Restate every line of the data word for word, except for the images.

▼

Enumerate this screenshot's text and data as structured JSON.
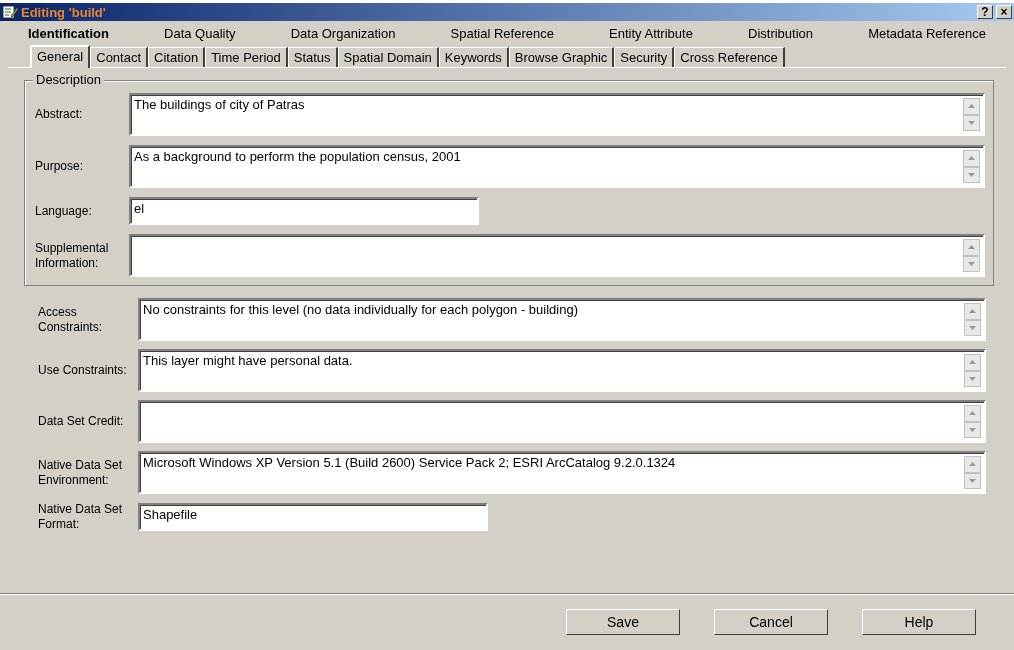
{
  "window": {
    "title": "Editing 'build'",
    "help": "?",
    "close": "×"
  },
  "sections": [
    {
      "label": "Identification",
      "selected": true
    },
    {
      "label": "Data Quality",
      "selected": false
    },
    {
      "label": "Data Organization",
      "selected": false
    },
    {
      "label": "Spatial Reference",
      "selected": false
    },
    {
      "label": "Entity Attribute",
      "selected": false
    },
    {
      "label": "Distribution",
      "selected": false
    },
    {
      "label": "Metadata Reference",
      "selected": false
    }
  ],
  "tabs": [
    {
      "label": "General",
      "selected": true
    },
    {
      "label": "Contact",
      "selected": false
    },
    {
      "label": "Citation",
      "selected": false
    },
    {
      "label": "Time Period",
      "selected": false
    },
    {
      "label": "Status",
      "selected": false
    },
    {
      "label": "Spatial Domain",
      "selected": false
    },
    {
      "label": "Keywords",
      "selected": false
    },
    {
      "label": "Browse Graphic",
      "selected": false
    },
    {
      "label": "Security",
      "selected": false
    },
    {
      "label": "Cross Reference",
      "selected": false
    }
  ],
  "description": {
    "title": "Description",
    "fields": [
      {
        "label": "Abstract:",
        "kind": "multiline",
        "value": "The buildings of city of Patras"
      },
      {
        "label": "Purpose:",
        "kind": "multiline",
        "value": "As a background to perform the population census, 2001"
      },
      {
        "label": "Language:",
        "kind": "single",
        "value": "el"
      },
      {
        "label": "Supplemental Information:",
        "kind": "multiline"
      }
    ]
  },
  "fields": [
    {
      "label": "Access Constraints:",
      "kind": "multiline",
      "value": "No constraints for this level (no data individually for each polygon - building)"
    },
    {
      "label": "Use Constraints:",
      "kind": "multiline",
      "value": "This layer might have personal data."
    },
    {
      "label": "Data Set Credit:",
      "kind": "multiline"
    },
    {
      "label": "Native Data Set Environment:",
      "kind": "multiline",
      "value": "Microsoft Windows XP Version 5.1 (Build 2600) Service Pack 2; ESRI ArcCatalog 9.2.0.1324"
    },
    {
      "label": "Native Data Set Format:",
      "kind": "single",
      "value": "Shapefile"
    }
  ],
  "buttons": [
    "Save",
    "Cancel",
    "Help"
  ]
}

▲

* Response
Enumerate this screenshot's text and data as structured JSON.
{
  "window": {
    "title": "Editing 'build'",
    "help": "?",
    "close": "×"
  },
  "sections": [
    {
      "label": "Identification",
      "selected": true
    },
    {
      "label": "Data Quality",
      "selected": false
    },
    {
      "label": "Data Organization",
      "selected": false
    },
    {
      "label": "Spatial Reference",
      "selected": false
    },
    {
      "label": "Entity Attribute",
      "selected": false
    },
    {
      "label": "Distribution",
      "selected": false
    },
    {
      "label": "Metadata Reference",
      "selected": false
    }
  ],
  "tabs": [
    {
      "label": "General",
      "selected": true
    },
    {
      "label": "Contact",
      "selected": false
    },
    {
      "label": "Citation",
      "selected": false
    },
    {
      "label": "Time Period",
      "selected": false
    },
    {
      "label": "Status",
      "selected": false
    },
    {
      "label": "Spatial Domain",
      "selected": false
    },
    {
      "label": "Keywords",
      "selected": false
    },
    {
      "label": "Browse Graphic",
      "selected": false
    },
    {
      "label": "Security",
      "selected": false
    },
    {
      "label": "Cross Reference",
      "selected": false
    }
  ],
  "description": {
    "title": "Description",
    "fields": [
      {
        "label": "Abstract:",
        "kind": "multiline",
        "value": "The buildings of city of Patras"
      },
      {
        "label": "Purpose:",
        "kind": "multiline",
        "value": "As a background to perform the population census, 2001"
      },
      {
        "label": "Language:",
        "kind": "single",
        "value": "el"
      },
      {
        "label": "Supplemental Information:",
        "kind": "multiline"
      }
    ]
  },
  "fields": [
    {
      "label": "Access Constraints:",
      "kind": "multiline",
      "value": "No constraints for this level (no data individually for each polygon - building)"
    },
    {
      "label": "Use Constraints:",
      "kind": "multiline",
      "value": "This layer might have personal data."
    },
    {
      "label": "Data Set Credit:",
      "kind": "multiline"
    },
    {
      "label": "Native Data Set Environment:",
      "kind": "multiline",
      "value": "Microsoft Windows XP Version 5.1 (Build 2600) Service Pack 2; ESRI ArcCatalog 9.2.0.1324"
    },
    {
      "label": "Native Data Set Format:",
      "kind": "single",
      "value": "Shapefile"
    }
  ],
  "buttons": [
    "Save",
    "Cancel",
    "Help"
  ]
}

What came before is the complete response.